## Data for this task
########
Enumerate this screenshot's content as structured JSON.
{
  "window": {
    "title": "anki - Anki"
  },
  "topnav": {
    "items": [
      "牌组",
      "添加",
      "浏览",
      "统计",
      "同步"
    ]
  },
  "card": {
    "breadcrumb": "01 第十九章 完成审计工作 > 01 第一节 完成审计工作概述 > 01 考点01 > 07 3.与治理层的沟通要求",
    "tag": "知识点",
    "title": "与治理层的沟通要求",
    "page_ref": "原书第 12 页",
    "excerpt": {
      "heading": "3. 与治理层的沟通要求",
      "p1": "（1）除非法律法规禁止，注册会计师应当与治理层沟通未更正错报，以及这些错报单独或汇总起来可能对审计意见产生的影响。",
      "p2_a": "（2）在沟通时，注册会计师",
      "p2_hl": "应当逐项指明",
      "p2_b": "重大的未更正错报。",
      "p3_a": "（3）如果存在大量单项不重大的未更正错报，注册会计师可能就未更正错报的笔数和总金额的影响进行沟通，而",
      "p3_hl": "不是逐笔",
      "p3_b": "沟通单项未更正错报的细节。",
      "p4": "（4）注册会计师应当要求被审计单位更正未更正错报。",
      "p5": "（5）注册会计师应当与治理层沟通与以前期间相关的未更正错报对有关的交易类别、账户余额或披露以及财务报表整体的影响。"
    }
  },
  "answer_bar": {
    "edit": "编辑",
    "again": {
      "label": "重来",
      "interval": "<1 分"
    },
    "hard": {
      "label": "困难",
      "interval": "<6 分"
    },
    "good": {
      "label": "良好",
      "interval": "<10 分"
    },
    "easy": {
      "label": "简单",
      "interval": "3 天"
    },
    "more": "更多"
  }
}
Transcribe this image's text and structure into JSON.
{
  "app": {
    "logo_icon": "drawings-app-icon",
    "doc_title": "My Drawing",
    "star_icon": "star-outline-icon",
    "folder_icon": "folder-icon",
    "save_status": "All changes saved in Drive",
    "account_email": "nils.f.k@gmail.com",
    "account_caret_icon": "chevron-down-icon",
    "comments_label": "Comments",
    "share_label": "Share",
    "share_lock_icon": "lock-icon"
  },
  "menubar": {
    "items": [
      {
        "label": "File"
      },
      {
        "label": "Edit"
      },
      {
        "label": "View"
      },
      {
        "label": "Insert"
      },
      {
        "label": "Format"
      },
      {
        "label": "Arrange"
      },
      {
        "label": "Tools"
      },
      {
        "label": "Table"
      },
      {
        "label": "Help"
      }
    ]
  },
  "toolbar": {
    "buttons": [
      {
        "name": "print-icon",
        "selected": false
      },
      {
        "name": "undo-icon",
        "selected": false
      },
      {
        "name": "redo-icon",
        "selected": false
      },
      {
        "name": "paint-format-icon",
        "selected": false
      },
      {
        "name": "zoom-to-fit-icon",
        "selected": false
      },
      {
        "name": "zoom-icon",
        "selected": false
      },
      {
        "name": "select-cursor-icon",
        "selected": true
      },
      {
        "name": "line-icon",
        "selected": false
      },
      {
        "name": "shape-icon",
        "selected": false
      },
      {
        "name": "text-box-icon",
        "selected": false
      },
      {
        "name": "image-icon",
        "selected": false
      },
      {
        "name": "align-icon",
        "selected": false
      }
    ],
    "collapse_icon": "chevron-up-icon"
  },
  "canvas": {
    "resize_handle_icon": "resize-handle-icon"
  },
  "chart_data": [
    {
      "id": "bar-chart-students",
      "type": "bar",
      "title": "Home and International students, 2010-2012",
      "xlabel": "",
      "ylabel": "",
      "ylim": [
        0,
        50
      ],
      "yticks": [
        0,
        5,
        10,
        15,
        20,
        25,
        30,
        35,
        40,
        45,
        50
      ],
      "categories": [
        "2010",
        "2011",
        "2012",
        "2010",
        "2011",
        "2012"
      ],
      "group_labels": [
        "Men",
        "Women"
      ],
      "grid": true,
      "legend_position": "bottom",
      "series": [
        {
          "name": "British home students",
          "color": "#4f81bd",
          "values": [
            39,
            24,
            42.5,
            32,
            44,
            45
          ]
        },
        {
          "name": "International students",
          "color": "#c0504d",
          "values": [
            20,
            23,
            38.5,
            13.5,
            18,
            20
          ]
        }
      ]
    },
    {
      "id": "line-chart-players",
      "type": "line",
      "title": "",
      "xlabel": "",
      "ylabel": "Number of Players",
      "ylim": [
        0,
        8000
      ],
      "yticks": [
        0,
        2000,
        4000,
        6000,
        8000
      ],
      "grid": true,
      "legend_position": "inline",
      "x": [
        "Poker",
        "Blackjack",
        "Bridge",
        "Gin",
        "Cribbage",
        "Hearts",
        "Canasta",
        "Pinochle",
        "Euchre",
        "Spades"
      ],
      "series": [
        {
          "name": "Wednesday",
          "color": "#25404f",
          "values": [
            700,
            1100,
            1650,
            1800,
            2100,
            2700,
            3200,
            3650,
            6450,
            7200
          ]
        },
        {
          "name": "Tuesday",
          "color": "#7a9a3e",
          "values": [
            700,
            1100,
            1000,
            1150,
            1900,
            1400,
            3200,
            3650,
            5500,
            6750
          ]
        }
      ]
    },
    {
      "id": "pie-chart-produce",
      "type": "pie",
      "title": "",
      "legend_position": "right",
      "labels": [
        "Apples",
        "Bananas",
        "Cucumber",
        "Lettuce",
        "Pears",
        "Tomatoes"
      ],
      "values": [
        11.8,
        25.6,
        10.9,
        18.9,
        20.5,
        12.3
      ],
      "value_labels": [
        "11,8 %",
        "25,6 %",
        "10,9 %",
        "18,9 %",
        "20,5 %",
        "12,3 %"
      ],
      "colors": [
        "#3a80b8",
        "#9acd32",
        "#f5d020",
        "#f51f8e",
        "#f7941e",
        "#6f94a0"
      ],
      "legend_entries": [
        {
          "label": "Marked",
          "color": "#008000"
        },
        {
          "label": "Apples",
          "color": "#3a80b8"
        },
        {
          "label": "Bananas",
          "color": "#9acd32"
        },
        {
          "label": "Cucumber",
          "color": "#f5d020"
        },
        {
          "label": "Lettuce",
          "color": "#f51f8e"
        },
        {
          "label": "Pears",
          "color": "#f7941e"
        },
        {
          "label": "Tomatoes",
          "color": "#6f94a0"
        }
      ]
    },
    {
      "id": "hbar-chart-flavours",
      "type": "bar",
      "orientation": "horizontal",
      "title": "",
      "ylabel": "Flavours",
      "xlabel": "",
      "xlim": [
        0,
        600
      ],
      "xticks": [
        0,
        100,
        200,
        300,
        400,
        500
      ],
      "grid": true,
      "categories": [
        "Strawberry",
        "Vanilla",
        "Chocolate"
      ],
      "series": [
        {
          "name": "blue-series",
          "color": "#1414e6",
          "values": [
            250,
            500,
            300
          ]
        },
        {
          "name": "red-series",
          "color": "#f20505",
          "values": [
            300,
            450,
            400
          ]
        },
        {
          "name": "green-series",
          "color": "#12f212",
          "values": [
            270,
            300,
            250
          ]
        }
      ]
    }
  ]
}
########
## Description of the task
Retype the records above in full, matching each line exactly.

## Solution for this exercise
Enumerate this screenshot's content as structured JSON.
{
  "window": {
    "title": "anki - Anki"
  },
  "topnav": {
    "items": [
      "牌组",
      "添加",
      "浏览",
      "统计",
      "同步"
    ]
  },
  "card": {
    "breadcrumb": "01 第十九章 完成审计工作 > 01 第一节 完成审计工作概述 > 01 考点01 > 07 3.与治理层的沟通要求",
    "tag": "知识点",
    "title": "与治理层的沟通要求",
    "page_ref": "原书第 12 页",
    "excerpt": {
      "heading": "3. 与治理层的沟通要求",
      "p1": "（1）除非法律法规禁止，注册会计师应当与治理层沟通未更正错报，以及这些错报单独或汇总起来可能对审计意见产生的影响。",
      "p2_a": "（2）在沟通时，注册会计师",
      "p2_hl": "应当逐项指明",
      "p2_b": "重大的未更正错报。",
      "p3_a": "（3）如果存在大量单项不重大的未更正错报，注册会计师可能就未更正错报的笔数和总金额的影响进行沟通，而",
      "p3_hl": "不是逐笔",
      "p3_b": "沟通单项未更正错报的细节。",
      "p4": "（4）注册会计师应当要求被审计单位更正未更正错报。",
      "p5": "（5）注册会计师应当与治理层沟通与以前期间相关的未更正错报对有关的交易类别、账户余额或披露以及财务报表整体的影响。"
    }
  },
  "answer_bar": {
    "edit": "编辑",
    "again": {
      "label": "重来",
      "interval": "<1 分"
    },
    "hard": {
      "label": "困难",
      "interval": "<6 分"
    },
    "good": {
      "label": "良好",
      "interval": "<10 分"
    },
    "easy": {
      "label": "简单",
      "interval": "3 天"
    },
    "more": "更多"
  }
}
Transcribe this image's text and structure into JSON.
{
  "app": {
    "logo_icon": "drawings-app-icon",
    "doc_title": "My Drawing",
    "star_icon": "star-outline-icon",
    "folder_icon": "folder-icon",
    "save_status": "All changes saved in Drive",
    "account_email": "nils.f.k@gmail.com",
    "account_caret_icon": "chevron-down-icon",
    "comments_label": "Comments",
    "share_label": "Share",
    "share_lock_icon": "lock-icon"
  },
  "menubar": {
    "items": [
      {
        "label": "File"
      },
      {
        "label": "Edit"
      },
      {
        "label": "View"
      },
      {
        "label": "Insert"
      },
      {
        "label": "Format"
      },
      {
        "label": "Arrange"
      },
      {
        "label": "Tools"
      },
      {
        "label": "Table"
      },
      {
        "label": "Help"
      }
    ]
  },
  "toolbar": {
    "buttons": [
      {
        "name": "print-icon",
        "selected": false
      },
      {
        "name": "undo-icon",
        "selected": false
      },
      {
        "name": "redo-icon",
        "selected": false
      },
      {
        "name": "paint-format-icon",
        "selected": false
      },
      {
        "name": "zoom-to-fit-icon",
        "selected": false
      },
      {
        "name": "zoom-icon",
        "selected": false
      },
      {
        "name": "select-cursor-icon",
        "selected": true
      },
      {
        "name": "line-icon",
        "selected": false
      },
      {
        "name": "shape-icon",
        "selected": false
      },
      {
        "name": "text-box-icon",
        "selected": false
      },
      {
        "name": "image-icon",
        "selected": false
      },
      {
        "name": "align-icon",
        "selected": false
      }
    ],
    "collapse_icon": "chevron-up-icon"
  },
  "canvas": {
    "resize_handle_icon": "resize-handle-icon"
  },
  "chart_data": [
    {
      "id": "bar-chart-students",
      "type": "bar",
      "title": "Home and International students, 2010-2012",
      "xlabel": "",
      "ylabel": "",
      "ylim": [
        0,
        50
      ],
      "yticks": [
        0,
        5,
        10,
        15,
        20,
        25,
        30,
        35,
        40,
        45,
        50
      ],
      "categories": [
        "2010",
        "2011",
        "2012",
        "2010",
        "2011",
        "2012"
      ],
      "group_labels": [
        "Men",
        "Women"
      ],
      "grid": true,
      "legend_position": "bottom",
      "series": [
        {
          "name": "British home students",
          "color": "#4f81bd",
          "values": [
            39,
            24,
            42.5,
            32,
            44,
            45
          ]
        },
        {
          "name": "International students",
          "color": "#c0504d",
          "values": [
            20,
            23,
            38.5,
            13.5,
            18,
            20
          ]
        }
      ]
    },
    {
      "id": "line-chart-players",
      "type": "line",
      "title": "",
      "xlabel": "",
      "ylabel": "Number of Players",
      "ylim": [
        0,
        8000
      ],
      "yticks": [
        0,
        2000,
        4000,
        6000,
        8000
      ],
      "grid": true,
      "legend_position": "inline",
      "x": [
        "Poker",
        "Blackjack",
        "Bridge",
        "Gin",
        "Cribbage",
        "Hearts",
        "Canasta",
        "Pinochle",
        "Euchre",
        "Spades"
      ],
      "series": [
        {
          "name": "Wednesday",
          "color": "#25404f",
          "values": [
            700,
            1100,
            1650,
            1800,
            2100,
            2700,
            3200,
            3650,
            6450,
            7200
          ]
        },
        {
          "name": "Tuesday",
          "color": "#7a9a3e",
          "values": [
            700,
            1100,
            1000,
            1150,
            1900,
            1400,
            3200,
            3650,
            5500,
            6750
          ]
        }
      ]
    },
    {
      "id": "pie-chart-produce",
      "type": "pie",
      "title": "",
      "legend_position": "right",
      "labels": [
        "Apples",
        "Bananas",
        "Cucumber",
        "Lettuce",
        "Pears",
        "Tomatoes"
      ],
      "values": [
        11.8,
        25.6,
        10.9,
        18.9,
        20.5,
        12.3
      ],
      "value_labels": [
        "11,8 %",
        "25,6 %",
        "10,9 %",
        "18,9 %",
        "20,5 %",
        "12,3 %"
      ],
      "colors": [
        "#3a80b8",
        "#9acd32",
        "#f5d020",
        "#f51f8e",
        "#f7941e",
        "#6f94a0"
      ],
      "legend_entries": [
        {
          "label": "Marked",
          "color": "#008000"
        },
        {
          "label": "Apples",
          "color": "#3a80b8"
        },
        {
          "label": "Bananas",
          "color": "#9acd32"
        },
        {
          "label": "Cucumber",
          "color": "#f5d020"
        },
        {
          "label": "Lettuce",
          "color": "#f51f8e"
        },
        {
          "label": "Pears",
          "color": "#f7941e"
        },
        {
          "label": "Tomatoes",
          "color": "#6f94a0"
        }
      ]
    },
    {
      "id": "hbar-chart-flavours",
      "type": "bar",
      "orientation": "horizontal",
      "title": "",
      "ylabel": "Flavours",
      "xlabel": "",
      "xlim": [
        0,
        600
      ],
      "xticks": [
        0,
        100,
        200,
        300,
        400,
        500
      ],
      "grid": true,
      "categories": [
        "Strawberry",
        "Vanilla",
        "Chocolate"
      ],
      "series": [
        {
          "name": "blue-series",
          "color": "#1414e6",
          "values": [
            250,
            500,
            300
          ]
        },
        {
          "name": "red-series",
          "color": "#f20505",
          "values": [
            300,
            450,
            400
          ]
        },
        {
          "name": "green-series",
          "color": "#12f212",
          "values": [
            270,
            300,
            250
          ]
        }
      ]
    }
  ]
}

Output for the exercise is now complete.